(Component data from apps and pages)
####################
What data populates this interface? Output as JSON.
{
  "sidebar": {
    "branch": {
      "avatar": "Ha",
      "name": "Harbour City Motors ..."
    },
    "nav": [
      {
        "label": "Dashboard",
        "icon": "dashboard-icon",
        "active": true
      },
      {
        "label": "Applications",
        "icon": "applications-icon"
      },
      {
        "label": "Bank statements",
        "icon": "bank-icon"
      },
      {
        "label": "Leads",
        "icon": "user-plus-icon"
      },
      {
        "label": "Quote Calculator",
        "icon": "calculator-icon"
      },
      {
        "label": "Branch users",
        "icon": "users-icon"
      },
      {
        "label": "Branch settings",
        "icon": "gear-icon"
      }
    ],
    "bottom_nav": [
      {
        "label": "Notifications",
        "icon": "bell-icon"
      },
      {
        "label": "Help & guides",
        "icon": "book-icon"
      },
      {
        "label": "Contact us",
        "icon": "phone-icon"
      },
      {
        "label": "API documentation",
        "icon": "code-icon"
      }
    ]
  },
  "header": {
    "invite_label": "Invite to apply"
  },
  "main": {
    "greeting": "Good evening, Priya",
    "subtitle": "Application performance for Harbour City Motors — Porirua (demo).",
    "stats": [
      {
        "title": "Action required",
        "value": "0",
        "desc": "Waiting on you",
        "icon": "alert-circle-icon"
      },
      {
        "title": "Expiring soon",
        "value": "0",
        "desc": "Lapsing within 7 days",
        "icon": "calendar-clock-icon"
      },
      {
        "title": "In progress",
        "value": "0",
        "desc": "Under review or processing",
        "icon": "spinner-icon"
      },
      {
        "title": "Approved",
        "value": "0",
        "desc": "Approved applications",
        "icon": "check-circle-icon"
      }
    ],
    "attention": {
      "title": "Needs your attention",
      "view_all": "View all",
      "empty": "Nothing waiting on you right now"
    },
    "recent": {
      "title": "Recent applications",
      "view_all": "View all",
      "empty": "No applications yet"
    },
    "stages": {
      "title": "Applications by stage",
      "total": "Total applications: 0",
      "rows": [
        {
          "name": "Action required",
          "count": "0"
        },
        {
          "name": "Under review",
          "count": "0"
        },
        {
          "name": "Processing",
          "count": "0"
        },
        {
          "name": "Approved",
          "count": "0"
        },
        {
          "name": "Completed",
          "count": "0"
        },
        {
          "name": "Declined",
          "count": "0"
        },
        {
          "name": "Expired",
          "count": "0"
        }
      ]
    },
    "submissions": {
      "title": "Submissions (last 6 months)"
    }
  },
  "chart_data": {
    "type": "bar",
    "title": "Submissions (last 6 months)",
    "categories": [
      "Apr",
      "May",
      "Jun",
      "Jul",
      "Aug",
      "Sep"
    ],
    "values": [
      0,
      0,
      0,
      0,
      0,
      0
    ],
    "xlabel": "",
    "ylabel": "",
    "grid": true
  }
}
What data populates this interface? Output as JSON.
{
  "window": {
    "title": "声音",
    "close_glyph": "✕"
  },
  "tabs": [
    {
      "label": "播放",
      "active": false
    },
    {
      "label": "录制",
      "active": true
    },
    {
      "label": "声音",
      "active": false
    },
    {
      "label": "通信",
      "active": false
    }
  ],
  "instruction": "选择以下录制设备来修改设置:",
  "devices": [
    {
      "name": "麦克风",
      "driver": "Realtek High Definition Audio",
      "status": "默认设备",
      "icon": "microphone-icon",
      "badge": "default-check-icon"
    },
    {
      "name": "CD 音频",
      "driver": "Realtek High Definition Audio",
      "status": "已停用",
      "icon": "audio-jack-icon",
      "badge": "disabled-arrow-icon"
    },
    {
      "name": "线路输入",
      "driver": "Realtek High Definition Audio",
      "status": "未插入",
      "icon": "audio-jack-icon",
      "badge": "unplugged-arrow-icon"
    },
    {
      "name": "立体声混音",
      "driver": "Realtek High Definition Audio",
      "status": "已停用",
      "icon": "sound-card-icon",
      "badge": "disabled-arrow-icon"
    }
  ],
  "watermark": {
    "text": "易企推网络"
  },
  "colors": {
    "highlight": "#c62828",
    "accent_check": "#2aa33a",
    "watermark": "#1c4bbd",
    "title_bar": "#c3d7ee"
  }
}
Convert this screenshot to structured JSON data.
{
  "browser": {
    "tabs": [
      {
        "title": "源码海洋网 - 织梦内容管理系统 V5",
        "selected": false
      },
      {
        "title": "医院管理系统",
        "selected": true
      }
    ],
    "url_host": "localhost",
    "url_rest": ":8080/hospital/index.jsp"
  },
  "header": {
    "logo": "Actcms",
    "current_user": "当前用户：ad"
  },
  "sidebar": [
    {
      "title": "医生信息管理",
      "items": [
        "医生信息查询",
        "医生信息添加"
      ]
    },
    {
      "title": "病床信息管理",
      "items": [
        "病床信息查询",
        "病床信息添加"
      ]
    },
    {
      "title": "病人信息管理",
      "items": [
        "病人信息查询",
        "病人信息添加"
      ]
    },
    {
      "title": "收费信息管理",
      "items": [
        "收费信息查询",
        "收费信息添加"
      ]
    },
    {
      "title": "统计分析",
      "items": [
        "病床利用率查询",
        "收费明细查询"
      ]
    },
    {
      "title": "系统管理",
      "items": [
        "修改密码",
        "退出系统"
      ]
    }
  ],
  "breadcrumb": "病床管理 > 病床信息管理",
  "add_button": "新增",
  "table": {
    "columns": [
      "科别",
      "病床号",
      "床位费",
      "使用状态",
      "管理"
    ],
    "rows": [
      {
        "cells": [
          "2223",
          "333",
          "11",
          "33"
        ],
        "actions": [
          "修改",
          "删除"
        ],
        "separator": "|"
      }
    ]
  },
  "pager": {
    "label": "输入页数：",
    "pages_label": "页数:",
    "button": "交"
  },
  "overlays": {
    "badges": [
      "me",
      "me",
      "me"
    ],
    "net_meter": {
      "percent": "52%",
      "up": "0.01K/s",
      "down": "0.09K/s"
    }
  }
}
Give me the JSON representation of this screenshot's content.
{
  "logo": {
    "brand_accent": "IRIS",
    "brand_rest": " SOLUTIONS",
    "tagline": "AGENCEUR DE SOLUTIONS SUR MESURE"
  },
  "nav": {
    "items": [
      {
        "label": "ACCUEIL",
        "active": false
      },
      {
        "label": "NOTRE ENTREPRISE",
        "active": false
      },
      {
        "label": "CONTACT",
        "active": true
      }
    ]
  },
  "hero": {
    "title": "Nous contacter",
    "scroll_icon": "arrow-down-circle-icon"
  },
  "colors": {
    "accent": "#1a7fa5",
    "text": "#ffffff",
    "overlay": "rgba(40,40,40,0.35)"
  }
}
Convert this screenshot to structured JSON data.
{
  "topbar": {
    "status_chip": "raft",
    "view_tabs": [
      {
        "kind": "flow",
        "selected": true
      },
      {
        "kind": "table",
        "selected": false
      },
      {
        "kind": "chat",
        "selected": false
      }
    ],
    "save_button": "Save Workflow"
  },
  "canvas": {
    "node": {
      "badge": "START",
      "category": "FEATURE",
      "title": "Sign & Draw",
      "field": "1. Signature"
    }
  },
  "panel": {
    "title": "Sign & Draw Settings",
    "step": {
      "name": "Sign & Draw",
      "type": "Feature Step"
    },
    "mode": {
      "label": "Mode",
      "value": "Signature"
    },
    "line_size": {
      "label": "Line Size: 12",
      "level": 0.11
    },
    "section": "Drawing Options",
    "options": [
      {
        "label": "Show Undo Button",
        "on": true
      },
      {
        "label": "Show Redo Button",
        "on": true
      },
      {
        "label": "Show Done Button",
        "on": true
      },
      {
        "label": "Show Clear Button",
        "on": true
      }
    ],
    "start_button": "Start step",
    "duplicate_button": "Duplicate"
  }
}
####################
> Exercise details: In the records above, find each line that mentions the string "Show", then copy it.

> Answer section:
        "label": "Show Undo Button",
        "label": "Show Redo Button",
        "label": "Show Done Button",
        "label": "Show Clear Button",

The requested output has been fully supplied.